- Exercise data:
# # #
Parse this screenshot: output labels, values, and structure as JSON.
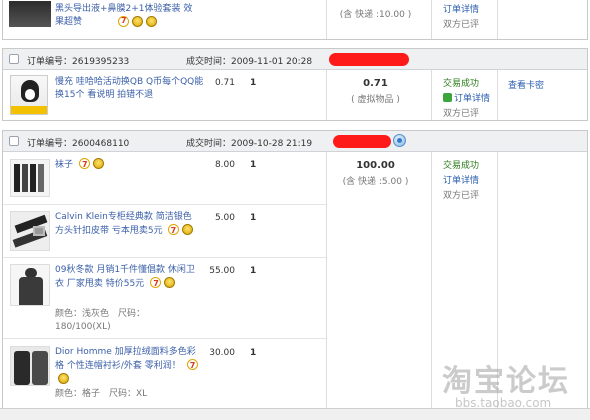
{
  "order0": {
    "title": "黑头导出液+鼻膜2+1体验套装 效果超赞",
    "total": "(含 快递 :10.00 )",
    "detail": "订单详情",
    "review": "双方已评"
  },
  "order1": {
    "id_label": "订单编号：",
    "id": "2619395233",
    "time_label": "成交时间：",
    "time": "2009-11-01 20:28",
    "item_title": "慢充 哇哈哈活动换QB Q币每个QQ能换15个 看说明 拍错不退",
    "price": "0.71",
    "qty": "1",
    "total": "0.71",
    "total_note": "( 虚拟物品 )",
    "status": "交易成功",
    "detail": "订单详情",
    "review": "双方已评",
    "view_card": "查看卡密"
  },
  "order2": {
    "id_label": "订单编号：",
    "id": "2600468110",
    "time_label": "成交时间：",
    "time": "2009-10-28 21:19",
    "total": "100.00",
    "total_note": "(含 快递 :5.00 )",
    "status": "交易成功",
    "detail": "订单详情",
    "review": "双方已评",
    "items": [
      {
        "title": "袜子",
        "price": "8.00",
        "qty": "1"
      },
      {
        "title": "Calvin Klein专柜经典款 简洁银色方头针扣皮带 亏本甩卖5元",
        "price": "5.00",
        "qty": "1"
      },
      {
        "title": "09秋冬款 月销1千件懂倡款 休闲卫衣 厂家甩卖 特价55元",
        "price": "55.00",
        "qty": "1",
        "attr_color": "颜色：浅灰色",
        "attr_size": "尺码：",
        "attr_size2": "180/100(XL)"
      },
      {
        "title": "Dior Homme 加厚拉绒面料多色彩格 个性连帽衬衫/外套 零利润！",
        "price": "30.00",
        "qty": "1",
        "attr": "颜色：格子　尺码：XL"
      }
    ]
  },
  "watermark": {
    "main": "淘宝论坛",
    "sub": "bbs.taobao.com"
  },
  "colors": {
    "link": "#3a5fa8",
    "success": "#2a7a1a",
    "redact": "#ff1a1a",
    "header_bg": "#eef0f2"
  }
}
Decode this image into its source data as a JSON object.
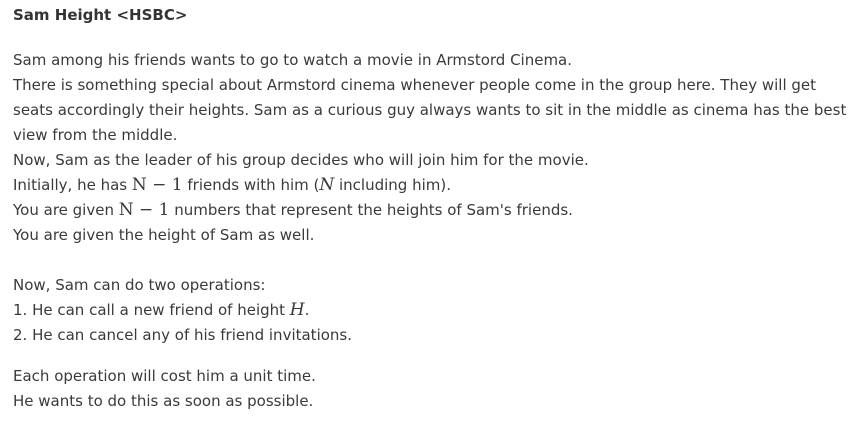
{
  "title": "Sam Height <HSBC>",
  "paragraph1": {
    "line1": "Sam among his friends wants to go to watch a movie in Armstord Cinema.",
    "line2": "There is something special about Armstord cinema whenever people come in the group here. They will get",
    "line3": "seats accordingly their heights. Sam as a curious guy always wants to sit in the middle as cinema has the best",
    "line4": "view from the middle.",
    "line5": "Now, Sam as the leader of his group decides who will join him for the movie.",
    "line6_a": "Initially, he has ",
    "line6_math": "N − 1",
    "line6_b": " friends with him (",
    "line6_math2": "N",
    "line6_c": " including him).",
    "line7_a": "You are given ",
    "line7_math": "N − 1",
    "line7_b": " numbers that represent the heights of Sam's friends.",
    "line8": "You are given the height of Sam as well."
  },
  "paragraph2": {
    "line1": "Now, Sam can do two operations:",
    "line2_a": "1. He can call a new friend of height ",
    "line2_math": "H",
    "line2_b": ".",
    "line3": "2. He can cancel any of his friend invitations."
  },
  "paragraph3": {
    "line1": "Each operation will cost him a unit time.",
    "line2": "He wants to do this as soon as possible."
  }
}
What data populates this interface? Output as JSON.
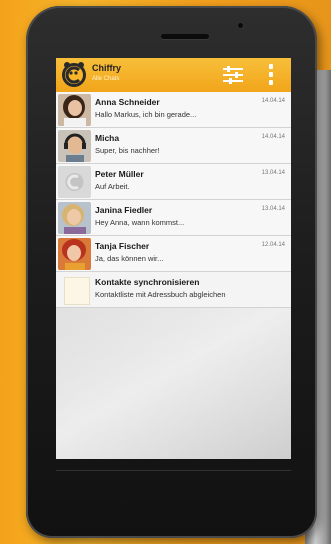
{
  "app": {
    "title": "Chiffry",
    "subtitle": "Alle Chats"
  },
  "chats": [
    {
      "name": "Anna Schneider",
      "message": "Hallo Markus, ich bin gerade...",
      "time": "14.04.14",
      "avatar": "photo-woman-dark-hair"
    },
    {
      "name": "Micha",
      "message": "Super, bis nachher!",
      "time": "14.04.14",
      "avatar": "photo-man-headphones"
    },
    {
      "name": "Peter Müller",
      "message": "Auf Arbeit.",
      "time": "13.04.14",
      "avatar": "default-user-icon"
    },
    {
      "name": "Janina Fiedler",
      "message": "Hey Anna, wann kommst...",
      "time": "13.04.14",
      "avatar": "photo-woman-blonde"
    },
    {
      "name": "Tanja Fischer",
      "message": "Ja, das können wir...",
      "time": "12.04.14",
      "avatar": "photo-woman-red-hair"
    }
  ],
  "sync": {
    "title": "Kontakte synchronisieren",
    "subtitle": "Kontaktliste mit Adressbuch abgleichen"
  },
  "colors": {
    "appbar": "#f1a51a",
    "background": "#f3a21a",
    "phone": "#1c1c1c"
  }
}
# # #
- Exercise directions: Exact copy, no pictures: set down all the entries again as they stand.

- Answer section:
Parse this screenshot: output labels, values, and structure as JSON.
{
  "order0": {
    "title": "黑头导出液+鼻膜2+1体验套装 效果超赞",
    "total": "(含 快递 :10.00 )",
    "detail": "订单详情",
    "review": "双方已评"
  },
  "order1": {
    "id_label": "订单编号：",
    "id": "2619395233",
    "time_label": "成交时间：",
    "time": "2009-11-01 20:28",
    "item_title": "慢充 哇哈哈活动换QB Q币每个QQ能换15个 看说明 拍错不退",
    "price": "0.71",
    "qty": "1",
    "total": "0.71",
    "total_note": "( 虚拟物品 )",
    "status": "交易成功",
    "detail": "订单详情",
    "review": "双方已评",
    "view_card": "查看卡密"
  },
  "order2": {
    "id_label": "订单编号：",
    "id": "2600468110",
    "time_label": "成交时间：",
    "time": "2009-10-28 21:19",
    "total": "100.00",
    "total_note": "(含 快递 :5.00 )",
    "status": "交易成功",
    "detail": "订单详情",
    "review": "双方已评",
    "items": [
      {
        "title": "袜子",
        "price": "8.00",
        "qty": "1"
      },
      {
        "title": "Calvin Klein专柜经典款 简洁银色方头针扣皮带 亏本甩卖5元",
        "price": "5.00",
        "qty": "1"
      },
      {
        "title": "09秋冬款 月销1千件懂倡款 休闲卫衣 厂家甩卖 特价55元",
        "price": "55.00",
        "qty": "1",
        "attr_color": "颜色：浅灰色",
        "attr_size": "尺码：",
        "attr_size2": "180/100(XL)"
      },
      {
        "title": "Dior Homme 加厚拉绒面料多色彩格 个性连帽衬衫/外套 零利润！",
        "price": "30.00",
        "qty": "1",
        "attr": "颜色：格子　尺码：XL"
      }
    ]
  },
  "watermark": {
    "main": "淘宝论坛",
    "sub": "bbs.taobao.com"
  },
  "colors": {
    "link": "#3a5fa8",
    "success": "#2a7a1a",
    "redact": "#ff1a1a",
    "header_bg": "#eef0f2"
  }
}
Decode this image into its source data as a JSON object.
{
  "title": "Sam Height <HSBC>",
  "paragraph1": {
    "line1": "Sam among his friends wants to go to watch a movie in Armstord Cinema.",
    "line2": "There is something special about Armstord cinema whenever people come in the group here. They will get",
    "line3": "seats accordingly their heights. Sam as a curious guy always wants to sit in the middle as cinema has the best",
    "line4": "view from the middle.",
    "line5": "Now, Sam as the leader of his group decides who will join him for the movie.",
    "line6_a": "Initially, he has ",
    "line6_math": "N − 1",
    "line6_b": " friends with him (",
    "line6_math2": "N",
    "line6_c": " including him).",
    "line7_a": "You are given ",
    "line7_math": "N − 1",
    "line7_b": " numbers that represent the heights of Sam's friends.",
    "line8": "You are given the height of Sam as well."
  },
  "paragraph2": {
    "line1": "Now, Sam can do two operations:",
    "line2_a": "1. He can call a new friend of height ",
    "line2_math": "H",
    "line2_b": ".",
    "line3": "2. He can cancel any of his friend invitations."
  },
  "paragraph3": {
    "line1": "Each operation will cost him a unit time.",
    "line2": "He wants to do this as soon as possible."
  }
}
What data populates this interface? Output as JSON.
{
  "app": {
    "title": "Chiffry",
    "subtitle": "Alle Chats"
  },
  "chats": [
    {
      "name": "Anna Schneider",
      "message": "Hallo Markus, ich bin gerade...",
      "time": "14.04.14",
      "avatar": "photo-woman-dark-hair"
    },
    {
      "name": "Micha",
      "message": "Super, bis nachher!",
      "time": "14.04.14",
      "avatar": "photo-man-headphones"
    },
    {
      "name": "Peter Müller",
      "message": "Auf Arbeit.",
      "time": "13.04.14",
      "avatar": "default-user-icon"
    },
    {
      "name": "Janina Fiedler",
      "message": "Hey Anna, wann kommst...",
      "time": "13.04.14",
      "avatar": "photo-woman-blonde"
    },
    {
      "name": "Tanja Fischer",
      "message": "Ja, das können wir...",
      "time": "12.04.14",
      "avatar": "photo-woman-red-hair"
    }
  ],
  "sync": {
    "title": "Kontakte synchronisieren",
    "subtitle": "Kontaktliste mit Adressbuch abgleichen"
  },
  "colors": {
    "appbar": "#f1a51a",
    "background": "#f3a21a",
    "phone": "#1c1c1c"
  }
}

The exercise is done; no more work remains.